Years ago my grandmother died. At her funeral, my grandfather asked me for a moment and took me aside. I thought perhaps we might talk about my grandmother, who was a very difficult woman. Or perhaps he might have words on my recent marriage, since he was married some 50 years. What I didn't expect were these words: "You need to forgive [unnamed relative]. Life is so short. You need to forgive him." I pulled away from my grandfather and stared at him in surprise. And then I said, "No." And walked away.
I was 20 years old at the time. For the last seven years there had been a serious rift in my family due to my accusations of rape against a family member. We didn't call it rape--it took a few years of therapy at a much later age to name what had happened--but the damage to my family was irreparable.
For my grandfather, in that moment, his grief and pain over losing his wife overrode concerns for my welfare. It has been 18 more years, and I have never received even an acknowledgment of my relative's actions, much less an apology, explanation, or request for reconciliation.
For a long time I feared retaliation from that relative. I made a police report, but legal action is a tricky thing with minors and statutes of limitations, etc, especially in 1985. As an adult, I worried he would find me. I worried for my own children. I warned relatives who had children. For four years I was vulnerable to the terror he perpetrated. 25 years after I was finally safe from him I am still aware of his presence on this earth.
When he dies, I'll probably tweet it. I'll probably blog it. There are people I will email and call to talk about this. I wrote a poem once about vomiting him out of the depths of my body. I meant it. I mean it. I will dance with the relief that I will not see him again on this earth.
Yesterday, as I saw the tweets and facebook messages expressing a wide range of emotions, I had my own response about counting the cost of this assassination. I started to feel smug and self-righteous about a "Christian" response to this event. And then my friend Margaret tweeted, " I am in tears. If you never were a New Yorker or from DC, you don't get it."
And you know what? She's right. That pulled me up short. I didn't get the outpouring of relief and joy because I was not close enough to 9/11 to know the terror it brought. I lived in California at the time, and the closest connection I had was the business partner of a second-cousin-once-removed who was on one of the planes. I experienced corporate grief and fear with the rest of the U.S., but I was not a first hand witness or victim.
It matters. My grandfather is right.

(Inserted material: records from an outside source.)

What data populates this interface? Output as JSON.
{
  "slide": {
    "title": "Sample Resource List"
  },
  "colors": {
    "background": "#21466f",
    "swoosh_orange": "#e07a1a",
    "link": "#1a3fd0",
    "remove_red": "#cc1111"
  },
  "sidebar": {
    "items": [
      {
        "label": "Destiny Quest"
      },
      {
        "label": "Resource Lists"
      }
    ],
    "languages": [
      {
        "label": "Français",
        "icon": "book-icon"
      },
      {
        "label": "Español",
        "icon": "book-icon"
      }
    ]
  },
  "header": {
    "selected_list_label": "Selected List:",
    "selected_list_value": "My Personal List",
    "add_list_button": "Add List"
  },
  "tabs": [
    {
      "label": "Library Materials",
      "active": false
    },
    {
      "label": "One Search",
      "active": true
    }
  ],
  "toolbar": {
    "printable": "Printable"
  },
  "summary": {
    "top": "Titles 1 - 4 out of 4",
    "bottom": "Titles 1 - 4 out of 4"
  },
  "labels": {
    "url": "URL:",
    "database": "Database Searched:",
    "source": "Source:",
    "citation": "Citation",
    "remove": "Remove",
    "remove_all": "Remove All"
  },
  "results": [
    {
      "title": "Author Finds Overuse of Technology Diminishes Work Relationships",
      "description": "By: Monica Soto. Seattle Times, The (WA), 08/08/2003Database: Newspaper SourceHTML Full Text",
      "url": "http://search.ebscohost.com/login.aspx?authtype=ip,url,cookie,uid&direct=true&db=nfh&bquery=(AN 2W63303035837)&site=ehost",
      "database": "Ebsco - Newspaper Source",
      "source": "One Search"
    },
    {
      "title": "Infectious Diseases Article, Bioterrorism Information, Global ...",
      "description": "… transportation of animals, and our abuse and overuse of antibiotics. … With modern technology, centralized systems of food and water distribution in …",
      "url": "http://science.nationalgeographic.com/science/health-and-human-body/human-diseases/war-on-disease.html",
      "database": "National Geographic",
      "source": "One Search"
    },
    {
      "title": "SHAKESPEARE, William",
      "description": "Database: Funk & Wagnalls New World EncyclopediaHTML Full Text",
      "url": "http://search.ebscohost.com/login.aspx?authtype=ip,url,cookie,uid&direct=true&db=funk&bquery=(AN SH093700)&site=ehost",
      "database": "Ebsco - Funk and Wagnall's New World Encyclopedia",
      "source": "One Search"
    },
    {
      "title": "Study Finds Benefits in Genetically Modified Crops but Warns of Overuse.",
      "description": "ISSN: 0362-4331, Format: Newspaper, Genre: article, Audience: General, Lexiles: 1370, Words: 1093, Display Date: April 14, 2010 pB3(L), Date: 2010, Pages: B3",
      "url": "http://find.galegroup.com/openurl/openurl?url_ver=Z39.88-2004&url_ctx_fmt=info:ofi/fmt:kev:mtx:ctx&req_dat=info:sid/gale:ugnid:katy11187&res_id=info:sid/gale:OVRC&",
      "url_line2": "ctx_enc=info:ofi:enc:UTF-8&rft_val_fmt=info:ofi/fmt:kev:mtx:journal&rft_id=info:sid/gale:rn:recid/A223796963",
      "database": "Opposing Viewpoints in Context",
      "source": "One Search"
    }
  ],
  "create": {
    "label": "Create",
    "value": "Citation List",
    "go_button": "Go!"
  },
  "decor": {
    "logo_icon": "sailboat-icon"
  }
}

Forgiveness is something to be hoped for, longed for, worked toward. And balanced with that is the protection of children and vulnerable individuals. A lot of people have been slinging around a scripture passage from Matthew 18:21-22: "Then Peter came and said to him, ‘Lord, if another member of the church sins against me, how often should I forgive? As many as seven times?’ Jesus said to him, ‘Not seven times, but, I tell you, seventy-seven times." But Matthew 18 begins with Jesus' adoration for little children and a warning to those who would cause them harm. Then Jesus says it's better to cut off your own arm than sin and have a whole body. Then a reminder that God searches for every last lost sheep. Then a structure for reconciling with community members. Finally, after that, comes the discussion with Peter about forgiveness. Jesus closes with a warning against refusing forgiveness when it is asked for.
It may be the Christian response to seek reconciliation and forgiveness with regard to Osama bin Laden and his associates. We may indeed have much to atone for ourselves. There is certainly a cost in human lives that I cringe at. We are not done as a nation understanding our grief and fear and how that has created its own set of ethical concerns. But it is human, reasonable, and appropriate to feel relief and joy at the removal of a threat--yes, even when that means the death of a person. And I know that when my relative dies, and I call Margaret to tell her, that she will feel and understand my fierce joy and deep relief.